EU heads of state and government are meeting tonight to discuss the results of the European Parliament elections. Leaders will be digesting the results of the vote, including increasing support for Eurosceptic and anti-establishment parties, at an “informal dinner” in Brussels. The agenda, however, will likely be dominated by wrangling over who is to be the next President of the European Commission.
Under new rules introduced by the Treaty of Lisbon, EU leaders must “take into account” the result of the European elections when deciding who to nominate as Commission President. The European Council will decide upon a candidate by a (qualified majority) vote after first consulting with representatives of the European Parliament.
Once a candidate has been officially proposed by EU heads of state and government, the European Parliament then votes to either confirm or reject the nomination. Should the Council’s candidate not obtain the required majority in the Parliament, the Council will then be forced to propose a different candidate within one month. This veto potentially gives the European Parliament a powerful voice in negotiations over who will be appointed Commission chief.

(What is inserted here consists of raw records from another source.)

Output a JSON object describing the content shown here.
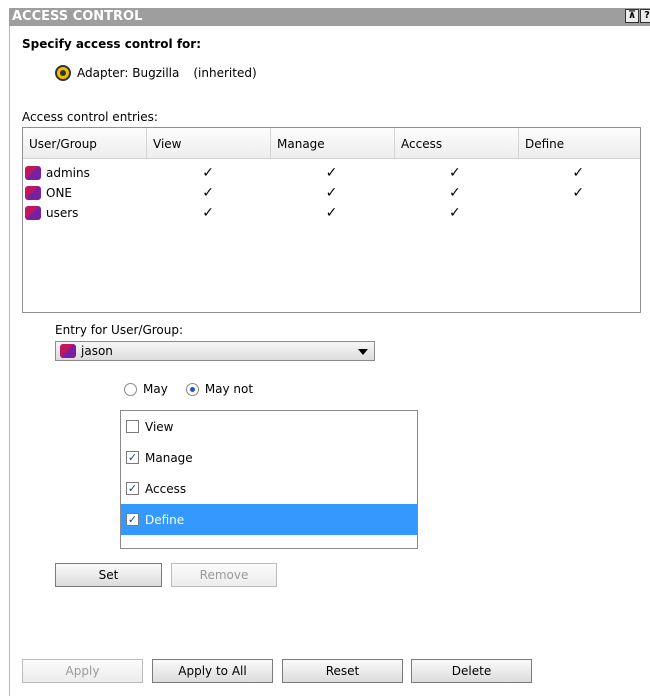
{
  "title": "ACCESS CONTROL",
  "title_buttons": [
    "⊼",
    "?"
  ],
  "heading": "Specify access control for:",
  "adapter": {
    "label": "Adapter: Bugzilla",
    "note": "(inherited)"
  },
  "entries_label": "Access control entries:",
  "columns": [
    "User/Group",
    "View",
    "Manage",
    "Access",
    "Define"
  ],
  "rows": [
    {
      "name": "admins",
      "view": "✓",
      "manage": "✓",
      "access": "✓",
      "define": "✓"
    },
    {
      "name": "ONE",
      "view": "✓",
      "manage": "✓",
      "access": "✓",
      "define": "✓"
    },
    {
      "name": "users",
      "view": "✓",
      "manage": "✓",
      "access": "✓",
      "define": ""
    }
  ],
  "entry_label": "Entry for User/Group:",
  "selected_user": "jason",
  "radio": {
    "may": "May",
    "may_not": "May not",
    "selected": "may_not"
  },
  "permissions": [
    {
      "label": "View",
      "checked": false
    },
    {
      "label": "Manage",
      "checked": true
    },
    {
      "label": "Access",
      "checked": true
    },
    {
      "label": "Define",
      "checked": true
    }
  ],
  "buttons": {
    "set": "Set",
    "remove": "Remove",
    "apply": "Apply",
    "apply_all": "Apply to All",
    "reset": "Reset",
    "delete": "Delete"
  }
}
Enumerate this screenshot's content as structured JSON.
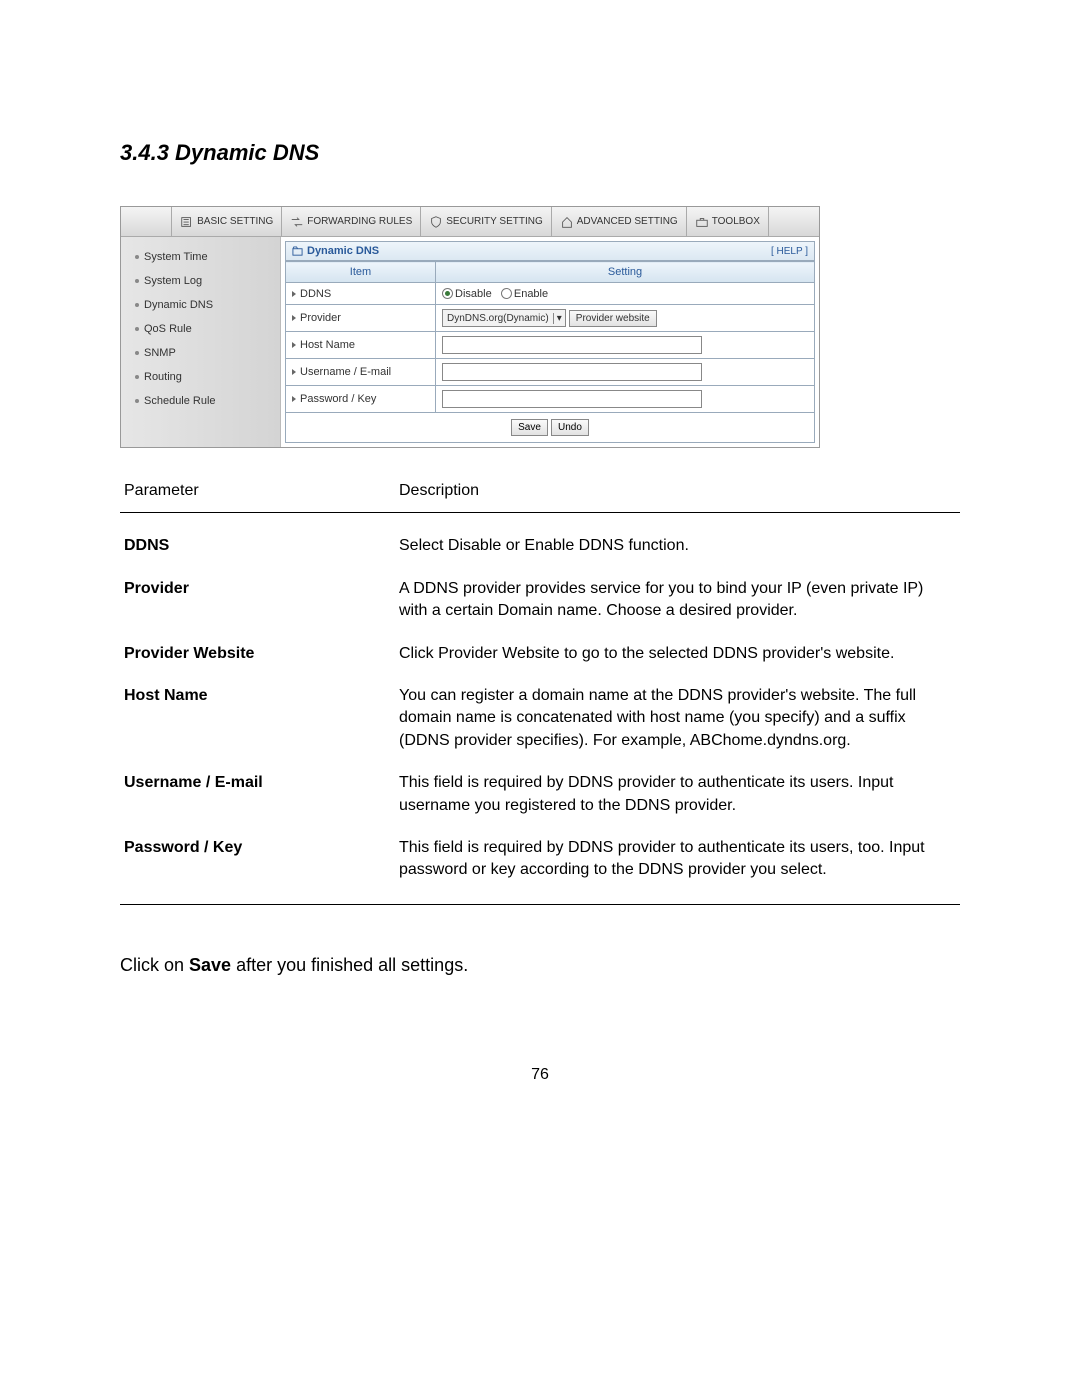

We’ve put together an infographic outlining the expected process over the coming weeks. If everything proceeds smoothly, the next commission could be inaugurated in November (the mandate of the current commission ends on 31 October). Traditionally, however, negotiations have dragged on later than that, and it could be early 2015 before the new commission begins its work.